In other words, if Democrats get everything on their climate change wishlist, an electricity supplier operating in Texas could, within a few years, collect nearly double the federal tax incentives for some of it. the production of its new wind energy. the production it could obtain to sell this electricity on the wholesale market.
Today, Isaac Orr, a policy researcher at the Center of the American Experiment, and his colleague, Mitch Rolling, published one of the only in-depth CEPP analyzes I’ve seen. Their 21-page report estimates the cost of CEPP over the state of Arizona. Their conclusions: “Achieving this target would cost an additional $ 119.4 billion (in constant 2021 dollars) in the state of Arizona, compared to operating the current electricity grid. This would lead to a 45% increase in electricity prices by 2031, compared to 2019 tariffs. ”They found that the cost increases are“ propelled by massive construction of solar panels, wind turbines, d ‘storage facilities for batteries and transmission lines’.
Despite the impacts CEPP is likely to have on energy affordability – and in particular, its impact on low- and middle-income consumers – the proposal does not gain full consideration by congressional committees. Instead, the Democratic leadership effectively wants to squeeze it into the reconciliation process without any substantive debate. That said, including CEPP in the final version of the Build Back Better Act is not a done deal. Democrats may want to include it in reconciliation, but it could be ruled out by the Senate MP as it is a clear violation of the “Byrd rule” which, as this congressional website explains , prohibits “the use of reconciliation to advance a legislative agenda unrelated to spending or taxes.”
The gist here is obvious: CEPP deserves much more scrutiny than it gets. The worsening energy crisis in Europe should be a wake-up call to American policymakers about the dangers of pushing renewables too hard.

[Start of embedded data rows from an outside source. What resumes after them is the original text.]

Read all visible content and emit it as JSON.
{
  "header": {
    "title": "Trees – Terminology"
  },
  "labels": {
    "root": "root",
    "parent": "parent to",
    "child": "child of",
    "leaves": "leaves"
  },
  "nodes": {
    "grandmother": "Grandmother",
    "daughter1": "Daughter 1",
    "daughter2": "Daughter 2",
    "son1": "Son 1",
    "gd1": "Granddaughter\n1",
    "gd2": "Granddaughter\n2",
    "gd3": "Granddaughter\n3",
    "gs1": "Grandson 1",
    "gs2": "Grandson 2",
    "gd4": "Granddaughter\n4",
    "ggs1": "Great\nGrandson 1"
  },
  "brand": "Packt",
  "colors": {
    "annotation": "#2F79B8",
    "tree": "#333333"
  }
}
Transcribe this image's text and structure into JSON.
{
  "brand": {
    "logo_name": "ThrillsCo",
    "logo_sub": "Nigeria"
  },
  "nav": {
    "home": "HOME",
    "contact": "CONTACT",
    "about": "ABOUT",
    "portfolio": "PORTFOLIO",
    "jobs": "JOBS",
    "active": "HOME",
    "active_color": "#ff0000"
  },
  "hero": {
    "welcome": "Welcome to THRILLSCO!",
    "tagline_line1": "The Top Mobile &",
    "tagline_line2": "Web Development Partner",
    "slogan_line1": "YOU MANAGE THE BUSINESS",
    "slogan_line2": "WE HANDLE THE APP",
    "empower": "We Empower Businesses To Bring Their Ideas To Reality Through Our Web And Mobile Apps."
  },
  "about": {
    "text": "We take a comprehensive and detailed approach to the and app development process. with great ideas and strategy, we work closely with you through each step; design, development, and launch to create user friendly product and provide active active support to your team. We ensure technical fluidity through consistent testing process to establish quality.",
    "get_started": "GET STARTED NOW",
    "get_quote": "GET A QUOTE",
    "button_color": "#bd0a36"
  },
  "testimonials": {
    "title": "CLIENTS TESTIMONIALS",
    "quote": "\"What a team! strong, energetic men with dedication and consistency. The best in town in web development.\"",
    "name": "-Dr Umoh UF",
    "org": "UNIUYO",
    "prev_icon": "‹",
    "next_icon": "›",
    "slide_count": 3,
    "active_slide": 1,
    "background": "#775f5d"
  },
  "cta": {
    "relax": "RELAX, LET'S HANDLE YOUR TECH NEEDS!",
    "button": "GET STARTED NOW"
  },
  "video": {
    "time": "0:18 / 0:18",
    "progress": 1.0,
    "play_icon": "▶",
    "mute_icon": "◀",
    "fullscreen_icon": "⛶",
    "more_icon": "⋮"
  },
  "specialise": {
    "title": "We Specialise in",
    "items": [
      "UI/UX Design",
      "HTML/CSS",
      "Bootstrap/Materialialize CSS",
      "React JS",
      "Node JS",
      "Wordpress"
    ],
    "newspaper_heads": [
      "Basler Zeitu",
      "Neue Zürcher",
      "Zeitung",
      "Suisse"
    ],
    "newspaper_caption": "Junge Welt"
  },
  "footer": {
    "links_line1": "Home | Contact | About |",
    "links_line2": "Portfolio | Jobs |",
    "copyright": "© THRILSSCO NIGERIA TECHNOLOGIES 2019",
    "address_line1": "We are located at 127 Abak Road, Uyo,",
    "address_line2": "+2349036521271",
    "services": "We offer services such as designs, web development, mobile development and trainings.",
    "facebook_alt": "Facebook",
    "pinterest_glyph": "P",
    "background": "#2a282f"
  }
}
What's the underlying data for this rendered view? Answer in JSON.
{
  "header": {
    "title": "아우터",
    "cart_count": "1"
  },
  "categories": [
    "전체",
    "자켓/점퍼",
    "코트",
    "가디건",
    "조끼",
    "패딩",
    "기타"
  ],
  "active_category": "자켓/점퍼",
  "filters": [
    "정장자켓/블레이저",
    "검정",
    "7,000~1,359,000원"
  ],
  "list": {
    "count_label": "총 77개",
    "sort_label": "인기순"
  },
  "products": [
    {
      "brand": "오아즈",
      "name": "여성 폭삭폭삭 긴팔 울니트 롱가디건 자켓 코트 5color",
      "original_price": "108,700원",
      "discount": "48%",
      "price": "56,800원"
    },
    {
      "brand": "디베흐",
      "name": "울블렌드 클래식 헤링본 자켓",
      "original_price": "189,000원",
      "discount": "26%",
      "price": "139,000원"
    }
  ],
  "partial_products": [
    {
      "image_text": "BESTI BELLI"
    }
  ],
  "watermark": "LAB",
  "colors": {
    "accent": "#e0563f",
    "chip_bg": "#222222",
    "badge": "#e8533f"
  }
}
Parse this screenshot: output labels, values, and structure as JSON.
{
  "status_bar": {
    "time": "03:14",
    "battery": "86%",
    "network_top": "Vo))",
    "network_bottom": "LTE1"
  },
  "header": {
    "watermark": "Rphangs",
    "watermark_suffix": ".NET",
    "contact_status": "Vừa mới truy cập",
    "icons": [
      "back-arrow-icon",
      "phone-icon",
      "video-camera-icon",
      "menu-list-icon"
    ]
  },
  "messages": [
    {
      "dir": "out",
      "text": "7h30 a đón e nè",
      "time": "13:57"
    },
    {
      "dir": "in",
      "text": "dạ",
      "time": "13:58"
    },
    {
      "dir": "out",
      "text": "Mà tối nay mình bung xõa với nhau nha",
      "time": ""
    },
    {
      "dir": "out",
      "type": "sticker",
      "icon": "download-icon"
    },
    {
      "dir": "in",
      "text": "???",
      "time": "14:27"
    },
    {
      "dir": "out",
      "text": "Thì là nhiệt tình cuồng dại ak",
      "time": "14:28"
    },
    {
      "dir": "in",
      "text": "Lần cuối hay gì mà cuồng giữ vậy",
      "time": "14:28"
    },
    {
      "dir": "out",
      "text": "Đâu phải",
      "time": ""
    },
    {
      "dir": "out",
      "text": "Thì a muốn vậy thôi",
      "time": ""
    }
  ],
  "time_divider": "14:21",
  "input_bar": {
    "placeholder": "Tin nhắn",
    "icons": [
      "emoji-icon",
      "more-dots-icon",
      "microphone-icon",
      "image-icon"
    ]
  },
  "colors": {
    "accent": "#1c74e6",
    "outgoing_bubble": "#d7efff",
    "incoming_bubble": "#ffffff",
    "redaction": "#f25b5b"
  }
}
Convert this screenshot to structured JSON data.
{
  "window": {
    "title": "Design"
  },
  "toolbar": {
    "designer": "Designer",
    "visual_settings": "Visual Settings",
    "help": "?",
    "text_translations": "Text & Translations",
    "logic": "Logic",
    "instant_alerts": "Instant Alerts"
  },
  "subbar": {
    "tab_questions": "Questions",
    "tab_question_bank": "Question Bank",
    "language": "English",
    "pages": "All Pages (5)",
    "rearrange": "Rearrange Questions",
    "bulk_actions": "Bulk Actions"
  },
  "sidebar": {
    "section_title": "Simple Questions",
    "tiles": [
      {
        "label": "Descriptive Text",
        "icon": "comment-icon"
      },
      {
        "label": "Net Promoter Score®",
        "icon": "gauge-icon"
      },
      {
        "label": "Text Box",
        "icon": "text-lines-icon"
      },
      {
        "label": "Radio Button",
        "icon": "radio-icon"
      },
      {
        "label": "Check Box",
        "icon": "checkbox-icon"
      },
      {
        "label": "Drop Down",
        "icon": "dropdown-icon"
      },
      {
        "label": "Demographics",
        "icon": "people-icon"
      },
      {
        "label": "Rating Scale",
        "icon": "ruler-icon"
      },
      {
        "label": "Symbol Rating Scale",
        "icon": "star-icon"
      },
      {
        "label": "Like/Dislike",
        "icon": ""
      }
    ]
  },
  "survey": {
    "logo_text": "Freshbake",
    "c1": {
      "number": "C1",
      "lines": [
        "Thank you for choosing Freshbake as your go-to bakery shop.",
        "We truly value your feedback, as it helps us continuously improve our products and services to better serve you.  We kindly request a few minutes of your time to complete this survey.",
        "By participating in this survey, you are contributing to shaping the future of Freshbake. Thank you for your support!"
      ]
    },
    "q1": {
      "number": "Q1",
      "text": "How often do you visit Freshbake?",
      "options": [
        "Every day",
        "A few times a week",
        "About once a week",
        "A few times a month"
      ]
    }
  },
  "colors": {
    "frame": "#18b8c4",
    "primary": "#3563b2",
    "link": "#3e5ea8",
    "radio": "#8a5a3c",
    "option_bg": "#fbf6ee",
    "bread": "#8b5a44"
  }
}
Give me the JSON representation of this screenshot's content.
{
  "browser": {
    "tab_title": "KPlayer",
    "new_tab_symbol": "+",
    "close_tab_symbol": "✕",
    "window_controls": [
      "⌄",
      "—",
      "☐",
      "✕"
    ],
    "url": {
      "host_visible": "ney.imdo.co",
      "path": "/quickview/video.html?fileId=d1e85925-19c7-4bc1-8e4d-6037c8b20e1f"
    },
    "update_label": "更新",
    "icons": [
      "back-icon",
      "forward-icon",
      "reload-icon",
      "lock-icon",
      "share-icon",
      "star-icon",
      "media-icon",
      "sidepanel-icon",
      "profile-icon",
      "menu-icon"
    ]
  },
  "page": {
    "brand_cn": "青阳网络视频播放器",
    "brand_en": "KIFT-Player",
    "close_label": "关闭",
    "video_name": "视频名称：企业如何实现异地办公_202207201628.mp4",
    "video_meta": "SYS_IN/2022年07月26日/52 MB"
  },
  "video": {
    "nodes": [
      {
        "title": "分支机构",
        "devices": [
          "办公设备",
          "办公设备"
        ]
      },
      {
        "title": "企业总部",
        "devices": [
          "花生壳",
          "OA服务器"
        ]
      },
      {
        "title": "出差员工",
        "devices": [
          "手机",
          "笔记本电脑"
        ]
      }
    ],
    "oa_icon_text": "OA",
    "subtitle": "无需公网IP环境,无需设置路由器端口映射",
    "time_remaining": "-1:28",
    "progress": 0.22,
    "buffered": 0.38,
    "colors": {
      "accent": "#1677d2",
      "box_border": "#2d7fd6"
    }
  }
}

Hopefully the healthier heads in Congress prevail and stop this bad bill from becoming law.